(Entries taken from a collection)
---

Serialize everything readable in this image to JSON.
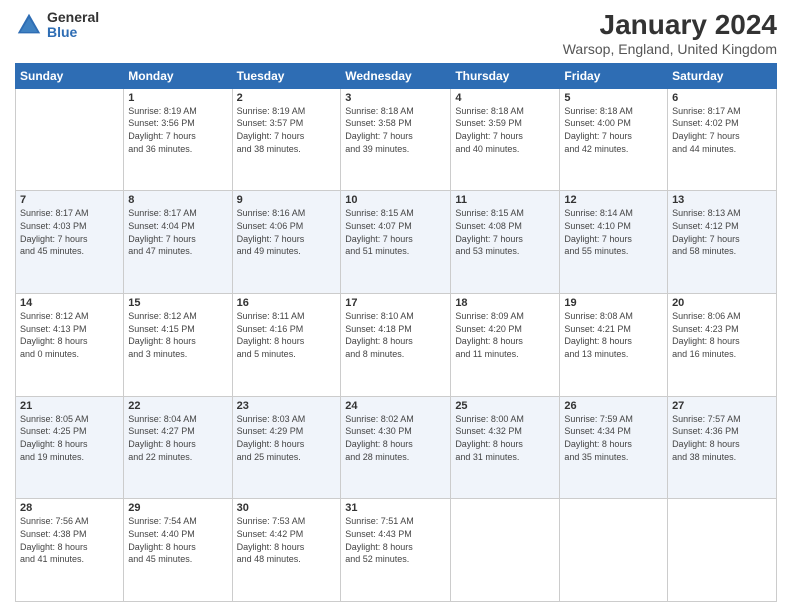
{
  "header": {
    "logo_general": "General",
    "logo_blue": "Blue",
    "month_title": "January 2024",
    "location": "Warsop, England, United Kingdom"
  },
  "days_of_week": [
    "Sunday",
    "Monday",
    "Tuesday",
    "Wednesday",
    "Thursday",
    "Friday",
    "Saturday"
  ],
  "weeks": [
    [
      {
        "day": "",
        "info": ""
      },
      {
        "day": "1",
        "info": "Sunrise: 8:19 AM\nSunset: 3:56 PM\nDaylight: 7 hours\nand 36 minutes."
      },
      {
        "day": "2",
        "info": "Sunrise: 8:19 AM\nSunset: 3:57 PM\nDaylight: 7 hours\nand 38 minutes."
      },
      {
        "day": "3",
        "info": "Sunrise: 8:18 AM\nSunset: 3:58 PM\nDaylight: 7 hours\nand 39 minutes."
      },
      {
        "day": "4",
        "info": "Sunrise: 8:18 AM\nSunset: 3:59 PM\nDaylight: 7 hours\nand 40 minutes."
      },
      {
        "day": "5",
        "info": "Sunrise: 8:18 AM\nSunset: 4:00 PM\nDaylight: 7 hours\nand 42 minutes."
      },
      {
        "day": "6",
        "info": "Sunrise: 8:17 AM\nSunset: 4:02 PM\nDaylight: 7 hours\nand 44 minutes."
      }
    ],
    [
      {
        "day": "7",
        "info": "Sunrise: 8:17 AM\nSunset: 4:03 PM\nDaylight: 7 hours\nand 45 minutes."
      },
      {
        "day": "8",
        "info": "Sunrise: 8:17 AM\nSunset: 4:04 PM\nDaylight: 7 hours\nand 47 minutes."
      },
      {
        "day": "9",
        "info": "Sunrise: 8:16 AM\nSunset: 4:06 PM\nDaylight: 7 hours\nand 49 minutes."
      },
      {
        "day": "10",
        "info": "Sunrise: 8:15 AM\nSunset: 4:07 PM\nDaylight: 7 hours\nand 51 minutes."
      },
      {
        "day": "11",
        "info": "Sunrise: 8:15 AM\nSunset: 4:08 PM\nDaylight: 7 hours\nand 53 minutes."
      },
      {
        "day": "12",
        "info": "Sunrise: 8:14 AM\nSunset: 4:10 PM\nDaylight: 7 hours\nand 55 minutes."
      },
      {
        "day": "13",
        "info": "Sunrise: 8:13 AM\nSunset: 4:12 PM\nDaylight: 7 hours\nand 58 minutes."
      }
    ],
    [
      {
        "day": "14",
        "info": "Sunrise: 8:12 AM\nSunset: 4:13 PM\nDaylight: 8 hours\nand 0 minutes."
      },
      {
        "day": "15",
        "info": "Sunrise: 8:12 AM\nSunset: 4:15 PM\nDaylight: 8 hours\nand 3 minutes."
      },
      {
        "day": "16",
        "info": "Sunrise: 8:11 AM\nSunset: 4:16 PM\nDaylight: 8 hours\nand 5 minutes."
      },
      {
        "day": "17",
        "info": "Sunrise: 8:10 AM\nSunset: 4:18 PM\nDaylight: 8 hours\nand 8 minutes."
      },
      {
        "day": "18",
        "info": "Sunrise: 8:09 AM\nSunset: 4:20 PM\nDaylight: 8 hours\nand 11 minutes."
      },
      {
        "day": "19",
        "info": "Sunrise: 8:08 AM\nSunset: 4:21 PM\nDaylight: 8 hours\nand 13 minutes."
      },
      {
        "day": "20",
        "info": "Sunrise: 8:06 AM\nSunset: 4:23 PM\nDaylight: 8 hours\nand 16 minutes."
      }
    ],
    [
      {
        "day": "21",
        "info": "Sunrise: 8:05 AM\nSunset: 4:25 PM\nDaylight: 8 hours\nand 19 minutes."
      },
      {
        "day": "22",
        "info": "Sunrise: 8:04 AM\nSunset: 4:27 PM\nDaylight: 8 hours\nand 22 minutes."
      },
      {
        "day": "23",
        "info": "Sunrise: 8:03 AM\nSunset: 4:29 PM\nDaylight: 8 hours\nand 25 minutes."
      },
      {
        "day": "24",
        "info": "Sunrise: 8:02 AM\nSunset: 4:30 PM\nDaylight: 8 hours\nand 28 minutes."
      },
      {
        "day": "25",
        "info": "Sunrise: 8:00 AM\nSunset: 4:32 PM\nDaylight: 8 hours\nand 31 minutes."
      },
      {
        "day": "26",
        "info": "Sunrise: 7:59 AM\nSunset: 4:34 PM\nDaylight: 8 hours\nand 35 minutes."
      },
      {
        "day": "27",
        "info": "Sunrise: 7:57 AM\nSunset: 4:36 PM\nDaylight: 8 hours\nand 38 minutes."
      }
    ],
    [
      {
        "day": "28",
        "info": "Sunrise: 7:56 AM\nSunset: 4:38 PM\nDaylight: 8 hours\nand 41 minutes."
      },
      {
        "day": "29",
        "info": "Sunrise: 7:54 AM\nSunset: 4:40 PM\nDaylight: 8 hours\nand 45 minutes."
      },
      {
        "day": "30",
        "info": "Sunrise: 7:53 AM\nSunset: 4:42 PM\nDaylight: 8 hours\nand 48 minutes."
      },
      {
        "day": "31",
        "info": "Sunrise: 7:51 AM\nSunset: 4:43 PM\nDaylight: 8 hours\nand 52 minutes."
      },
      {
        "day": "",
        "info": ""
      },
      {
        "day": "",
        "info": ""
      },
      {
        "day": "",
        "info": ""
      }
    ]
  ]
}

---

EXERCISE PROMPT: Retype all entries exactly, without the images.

RESULT OF THE EXERCISE:
Serialize everything readable in this image to JSON.
{
  "header": {
    "logo_general": "General",
    "logo_blue": "Blue",
    "month_title": "January 2024",
    "location": "Warsop, England, United Kingdom"
  },
  "days_of_week": [
    "Sunday",
    "Monday",
    "Tuesday",
    "Wednesday",
    "Thursday",
    "Friday",
    "Saturday"
  ],
  "weeks": [
    [
      {
        "day": "",
        "info": ""
      },
      {
        "day": "1",
        "info": "Sunrise: 8:19 AM\nSunset: 3:56 PM\nDaylight: 7 hours\nand 36 minutes."
      },
      {
        "day": "2",
        "info": "Sunrise: 8:19 AM\nSunset: 3:57 PM\nDaylight: 7 hours\nand 38 minutes."
      },
      {
        "day": "3",
        "info": "Sunrise: 8:18 AM\nSunset: 3:58 PM\nDaylight: 7 hours\nand 39 minutes."
      },
      {
        "day": "4",
        "info": "Sunrise: 8:18 AM\nSunset: 3:59 PM\nDaylight: 7 hours\nand 40 minutes."
      },
      {
        "day": "5",
        "info": "Sunrise: 8:18 AM\nSunset: 4:00 PM\nDaylight: 7 hours\nand 42 minutes."
      },
      {
        "day": "6",
        "info": "Sunrise: 8:17 AM\nSunset: 4:02 PM\nDaylight: 7 hours\nand 44 minutes."
      }
    ],
    [
      {
        "day": "7",
        "info": "Sunrise: 8:17 AM\nSunset: 4:03 PM\nDaylight: 7 hours\nand 45 minutes."
      },
      {
        "day": "8",
        "info": "Sunrise: 8:17 AM\nSunset: 4:04 PM\nDaylight: 7 hours\nand 47 minutes."
      },
      {
        "day": "9",
        "info": "Sunrise: 8:16 AM\nSunset: 4:06 PM\nDaylight: 7 hours\nand 49 minutes."
      },
      {
        "day": "10",
        "info": "Sunrise: 8:15 AM\nSunset: 4:07 PM\nDaylight: 7 hours\nand 51 minutes."
      },
      {
        "day": "11",
        "info": "Sunrise: 8:15 AM\nSunset: 4:08 PM\nDaylight: 7 hours\nand 53 minutes."
      },
      {
        "day": "12",
        "info": "Sunrise: 8:14 AM\nSunset: 4:10 PM\nDaylight: 7 hours\nand 55 minutes."
      },
      {
        "day": "13",
        "info": "Sunrise: 8:13 AM\nSunset: 4:12 PM\nDaylight: 7 hours\nand 58 minutes."
      }
    ],
    [
      {
        "day": "14",
        "info": "Sunrise: 8:12 AM\nSunset: 4:13 PM\nDaylight: 8 hours\nand 0 minutes."
      },
      {
        "day": "15",
        "info": "Sunrise: 8:12 AM\nSunset: 4:15 PM\nDaylight: 8 hours\nand 3 minutes."
      },
      {
        "day": "16",
        "info": "Sunrise: 8:11 AM\nSunset: 4:16 PM\nDaylight: 8 hours\nand 5 minutes."
      },
      {
        "day": "17",
        "info": "Sunrise: 8:10 AM\nSunset: 4:18 PM\nDaylight: 8 hours\nand 8 minutes."
      },
      {
        "day": "18",
        "info": "Sunrise: 8:09 AM\nSunset: 4:20 PM\nDaylight: 8 hours\nand 11 minutes."
      },
      {
        "day": "19",
        "info": "Sunrise: 8:08 AM\nSunset: 4:21 PM\nDaylight: 8 hours\nand 13 minutes."
      },
      {
        "day": "20",
        "info": "Sunrise: 8:06 AM\nSunset: 4:23 PM\nDaylight: 8 hours\nand 16 minutes."
      }
    ],
    [
      {
        "day": "21",
        "info": "Sunrise: 8:05 AM\nSunset: 4:25 PM\nDaylight: 8 hours\nand 19 minutes."
      },
      {
        "day": "22",
        "info": "Sunrise: 8:04 AM\nSunset: 4:27 PM\nDaylight: 8 hours\nand 22 minutes."
      },
      {
        "day": "23",
        "info": "Sunrise: 8:03 AM\nSunset: 4:29 PM\nDaylight: 8 hours\nand 25 minutes."
      },
      {
        "day": "24",
        "info": "Sunrise: 8:02 AM\nSunset: 4:30 PM\nDaylight: 8 hours\nand 28 minutes."
      },
      {
        "day": "25",
        "info": "Sunrise: 8:00 AM\nSunset: 4:32 PM\nDaylight: 8 hours\nand 31 minutes."
      },
      {
        "day": "26",
        "info": "Sunrise: 7:59 AM\nSunset: 4:34 PM\nDaylight: 8 hours\nand 35 minutes."
      },
      {
        "day": "27",
        "info": "Sunrise: 7:57 AM\nSunset: 4:36 PM\nDaylight: 8 hours\nand 38 minutes."
      }
    ],
    [
      {
        "day": "28",
        "info": "Sunrise: 7:56 AM\nSunset: 4:38 PM\nDaylight: 8 hours\nand 41 minutes."
      },
      {
        "day": "29",
        "info": "Sunrise: 7:54 AM\nSunset: 4:40 PM\nDaylight: 8 hours\nand 45 minutes."
      },
      {
        "day": "30",
        "info": "Sunrise: 7:53 AM\nSunset: 4:42 PM\nDaylight: 8 hours\nand 48 minutes."
      },
      {
        "day": "31",
        "info": "Sunrise: 7:51 AM\nSunset: 4:43 PM\nDaylight: 8 hours\nand 52 minutes."
      },
      {
        "day": "",
        "info": ""
      },
      {
        "day": "",
        "info": ""
      },
      {
        "day": "",
        "info": ""
      }
    ]
  ]
}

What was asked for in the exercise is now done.